Looking Forward Lab believes in the assets Gen Z brings to the workforce. We take every opportunity to applaud the strengths and skills Gen Z brings to corporate, government, nonprofit, and philanthropic professional teams. During the organizational culture executive coaching and learning sessions my company designs and delivers, we caution against the use of the negative stereotypes that inevitably get associated with every generation, particularly those currently tagged to Gen Z.
A few years ago, Bloomberg predicted that by 2030, members of Gen Z will make up over a third of the US workforce. To stay viable now and in future, Looking Forward Lab collaborates with employers to help them learn as much as possible about Gen Z’s unique perspective and understanding of the world and their place in it. Tammy Dowley-Blackman Group’s mission to galvanize 1,000,000 leaders positions us to focus on partnering with agencies, companies, and organizations to create high performing teams. One of our key tools to support Gen Z in becoming the highly skilled global problem solvers the workforce needs at this moment is to provide the incisive professional development experiences designed and delivered through Looking Forward Lab. To do this, the confluence of both Gen Z’s personal and professional lives must be taken into consideration. This means that we equally examine and understand Gen Z’s work ethic, as it relates to their financial literacy and decisions about when and how to enter the housing market, as we do when we review how they deliver a final project on budget.
Gen Z Work Ethic and Financial Literacy
In a recent May 2023 article titled, “Gen Z is the Hustle Generation,” Business Insider notes that,“As Gen Zers move into the workforce in significant numbers, it’s clear they are shaking off the typical 9-to-5 career path and reinventing their own ways to earn an income.” While this often includes hybrid work and side hustles, Gen Z is also skeptical of outdated money tips that tout the benefits of being frugal above all else and attaining a second job to immediately pay down any and all debt. According to Moneywise, many members of Gen Z are choosing to focus on the present, comfortably enjoying their career and lifestyle in the now instead of worrying about retirement. Also known as soft living, this trend bucks the high-stress lifestyle in favor of creating a sustainable work-life balance.
Gen Z and Housing
The March 21, 2023 issue of Business Insider reported that Gen Z is poised to enter the housing market.

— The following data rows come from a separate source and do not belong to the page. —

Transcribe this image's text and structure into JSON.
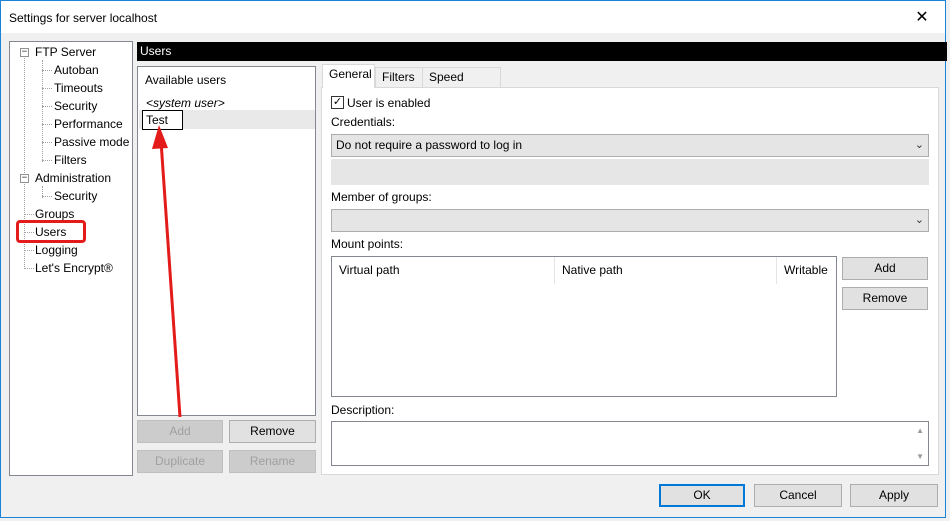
{
  "window": {
    "title": "Settings for server localhost"
  },
  "tree": {
    "ftp_server": "FTP Server",
    "autoban": "Autoban",
    "timeouts": "Timeouts",
    "security": "Security",
    "performance": "Performance",
    "passive_mode": "Passive mode",
    "filters": "Filters",
    "administration": "Administration",
    "admin_security": "Security",
    "groups": "Groups",
    "users": "Users",
    "logging": "Logging",
    "lets_encrypt": "Let's Encrypt®"
  },
  "section_title": "Users",
  "userlist": {
    "header": "Available users",
    "system_user": "<system user>",
    "editing_value": "Test"
  },
  "userlist_buttons": {
    "add": "Add",
    "remove": "Remove",
    "duplicate": "Duplicate",
    "rename": "Rename"
  },
  "tabs": [
    "General",
    "Filters",
    "Speed Limits"
  ],
  "general": {
    "user_enabled_label": "User is enabled",
    "user_enabled_checked": true,
    "credentials_label": "Credentials:",
    "credentials_value": "Do not require a password to log in",
    "groups_label": "Member of groups:",
    "groups_value": "",
    "mount_points_label": "Mount points:",
    "mount_columns": [
      "Virtual path",
      "Native path",
      "Writable"
    ],
    "mount_add": "Add",
    "mount_remove": "Remove",
    "description_label": "Description:"
  },
  "footer": {
    "ok": "OK",
    "cancel": "Cancel",
    "apply": "Apply"
  },
  "icons": {
    "close": "✕",
    "checkmark": "✓",
    "dropdown": "chevron-down-icon",
    "collapse": "−"
  },
  "colors": {
    "highlight_box": "#e31b1b",
    "arrow": "#e31b1b",
    "focus": "#0078d7"
  }
}
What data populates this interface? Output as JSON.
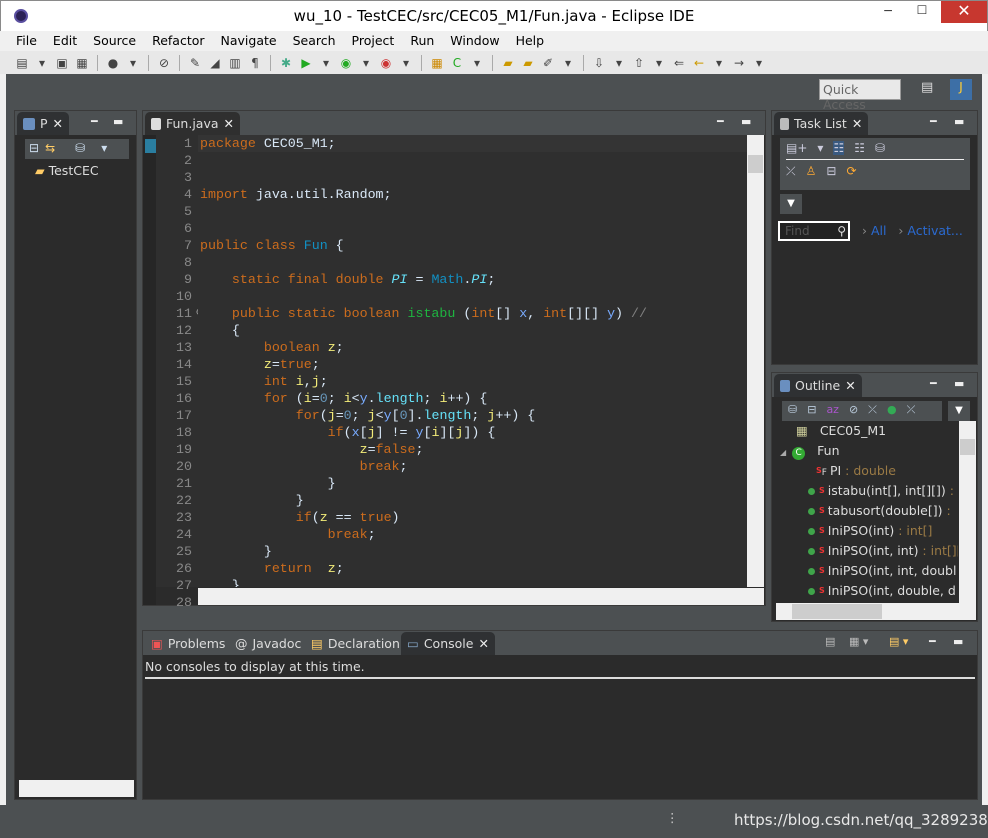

According to the news source, unlike Millennials, who “came of age in the shadow of the Great Recession and the housing bust,” Gen Z has been lucky. “They largely managed to avoid economic calamity when the pandemic struck, thanks to government support and a strong job market. They also don’t bear the same battle scars from the housing market’s collapse in 2008, since the oldest among them were just 11 or 12 when the wave of foreclosures began. The pandemic, which threw a wrench in many Gen Zers’ postgrad plans, has also nudged more members of the generation toward alternative investments like real estate.”
Forbes adds that Gen Z has focused its home buying on smaller cities “where housing is much less expensive, making it easier to afford a mortgage down payment… This is partly because people under 25 may be more flexible about their location as they enter the workforce in the era of remote and hybrid work, while older adults may be more tied to locations near existing careers.” In addition, The Boston Globe revealed that unmarried Gen Z couples are moving in together at record rates, in an effort to save money on rent or help pay for a mortgage.
Understanding these outer life decisions and their impact on Gen Z’s professional lives will make it easier for hiring and supervising managers to connect to and work with Gen Z. Each era presents different approaches for each generation, and Gen Z, like generations before it, is responding to their reality. I encourage Gen Z to understand the personal and professional confidence and flexibility they enjoy is in large part because prior generations laid the groundwork. Conversely, I encourage more established generations to continue to help Gen Z learn from them, and to take pride in what they have helped to seed for them. I remind all five generations in the workforce that each has an important part to play, and the success of one is the success of all.
For more information on the Gen Z mindset, including the prospect of parenthood, retirement plans, and the importance of Diversity, Equity, Inclusion, Accessibility, and Belonging (DEIAB) in the workplace, click here. To learn more about supporting Gen Z as they enter the workforce with the help of Tammy Dowley-Blackman Group, LLC and Looking Forward Lab, please visit our website, or contact us today. And be sure to follow us on LinkedIn, Instagram, and TikTok!
Tammy Dowley-Blackman Group, LLC is a certified National Supplier Development Council Minority Business Enterprise (MBE), Small Business Administration (SBA) Woman Owned Small Business (WOSB), and Women’s Business Enterprise Network Council (WBENC) woman-owned company. The company is comprised of a suite of brands, including TDB Group Strategic Advisory, a management consulting firm; Looking Forward Lab, a media content company focused on Gen Z, which partners with corporations and higher education systems to offer a full-service learning engagement model that delivers workforce development solutions; and Cooper + Lowe, an incubator for women interested in transitioning to entrepreneurship and thought leadership using the tools of a company that has successfully scaled.